From the Publisher
- Michael Caserta, PhD, University of Utah Center on Aging
"A superb volume! Late Life Widowhood in the United States provides an overview of the breakthrough CLOC project, including longitudinal analyses of the psychological, health, interpersonal, and economic consequences of spousal loss in old age. Contributors to the volume, all first-tier researchers in aging and bereavement, present a comprehensive picture of the grief experience of older widowed persons, and of the practical challenges and stressors encountered in adapting to widowhood in contemporary American society. The data from this research have major implications for theory in bereavement, as it applies to the experience of older persons, and suggest fresh implications for intervention. This book will become essential reading for researchers, practitioners, and those who formulate policy."
- Robert O. Hansson, PhD, Professor of Psychology, University of Tulsa Co-editor of Handbook of Bereavement Research: Consequences, Coping, and Care
"After doing research for nearly 30 years on spousal bereavement in later life I enthusiastically welcome this book by Carr, Nesse, and Wortman as it not only fills a major void in our knowledge, it also will serve as a standard and model for future investigations. This book integrates findings from perhaps the single most important study of spousal bereavement-widowhood in later life, the "Changing Lives of Older Couples" with the accumulating theoretical and research knowledge.

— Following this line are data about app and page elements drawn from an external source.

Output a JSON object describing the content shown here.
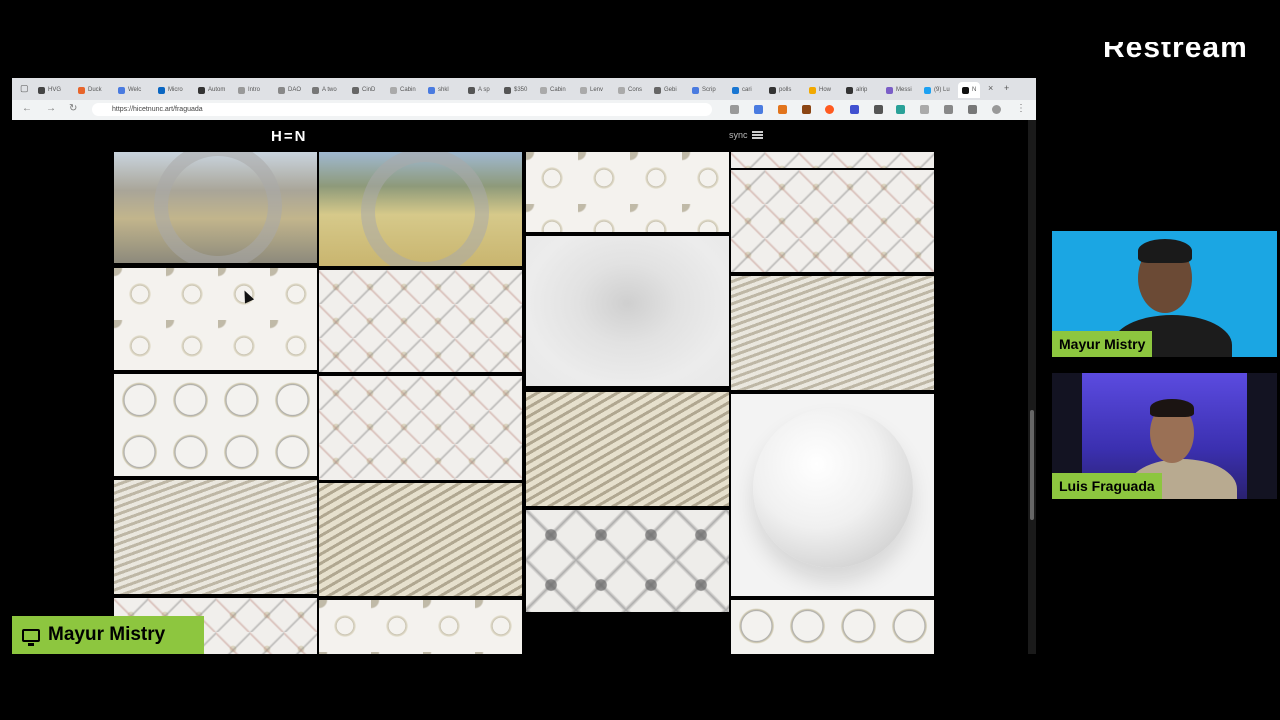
{
  "stream": {
    "brand": "Restream",
    "presenter_label": "Mayur Mistry"
  },
  "browser": {
    "tabs": [
      "HVG",
      "Duck",
      "Welc",
      "Micro",
      "Autom",
      "Intro",
      "DAO",
      "A two",
      "CinD",
      "Cabin",
      "shkl",
      "A sp",
      "$350",
      "Cabin",
      "Lenv",
      "Cons",
      "Gebi",
      "Scrip",
      "cari",
      "polls",
      "How",
      "alrip",
      "Messi",
      "(9) Lu",
      "N"
    ],
    "url": "https://hicetnunc.art/fraguada",
    "site_logo": "H=N",
    "menu_label": "sync"
  },
  "participants": [
    {
      "name": "Mayur Mistry"
    },
    {
      "name": "Luis Fraguada"
    }
  ],
  "colors": {
    "nametag": "#8dc63f",
    "cam1_bg": "#1ba6e3",
    "cam2_bg": "#3b30b0"
  }
}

The CLOC study is truly one-of-a-kind in that it provides before and after (bereavement and widowhood) longitudinal research-based knowledge previously unavailable. Also unique to this book is the authors discussions of the implications of their work to issues of practice and policy. The authors challenge many long-lasting and strongly held assumptions about the ways older adults adapt to widowhood and stimulate critical thinking that inspires new questions. This book will serve as a foundation for many new investigations of bereavement and widowhood and set a new standard for rigorous research and thought."
- Dale A. Lund, PhD, Professor, Center on Aging, University of Utah
"The study known as "Changing Lives of Older Couples," or CLOC, is one of the most innovative, revealing studies of late life and bereavement ever conducted. It tracked older adults through the last decades of their lives, first meeting them when they were relatively healthy, then following them as they aged, became ill, and dealt with grief and loss. This study provides one of the richest, most empirically valid pictures of older adulthood available in the literature. And now Deborah Carr, Randolf Nesse, and Camile Wortman have compiled results from the CLOC study into one volume that will be useful to researchers, theorists, and clinicians. Among the many contributions of the CLOC study is the shattering of myths about grief and bereavement - how people grieve and what is adaptive or maladaptive in grief. The findings of CLOC have already reshaped bereavement theories. The results and analysis presented in this book should have far-reaching effects on clinical practice and on social policies for health care and support of older adults."
- Susan Nolen-Hoeksema, Professor, Department of Psychology Yale University
"Take the most sophisticated design you can imagine to study spousal bereavement and you have the Changing Lives of Older Couples (CLOC) Study. This study follows older couples over time, before and after the death of a spouse, and allows a comparison of bereaved and matched non-bereaved controls. This book, based on the CLOC data, places the bereavement experience in social, psychological, and historical context and presents state-of-the-art work from some of the best social scientists studying bereavement today."
- Debra Umberson, PhD, Professor and Chair, Department of Sociology, University of Texas.
From the Back Cover
This volume provides insightful analysis and theoretical interpretation of factors that contribute to a range of adjustment patterns among bereaved persons in late life. It places the experience of widowhood in late life squarely within the context of contemporary society and explores a remarkable range of associated issues. The volume is destined to become a classic; it will set the standard for future empirical investigation of the experience of bereavement among older adults.
For Further Information on the CLOC Study, Please Click onCLOC"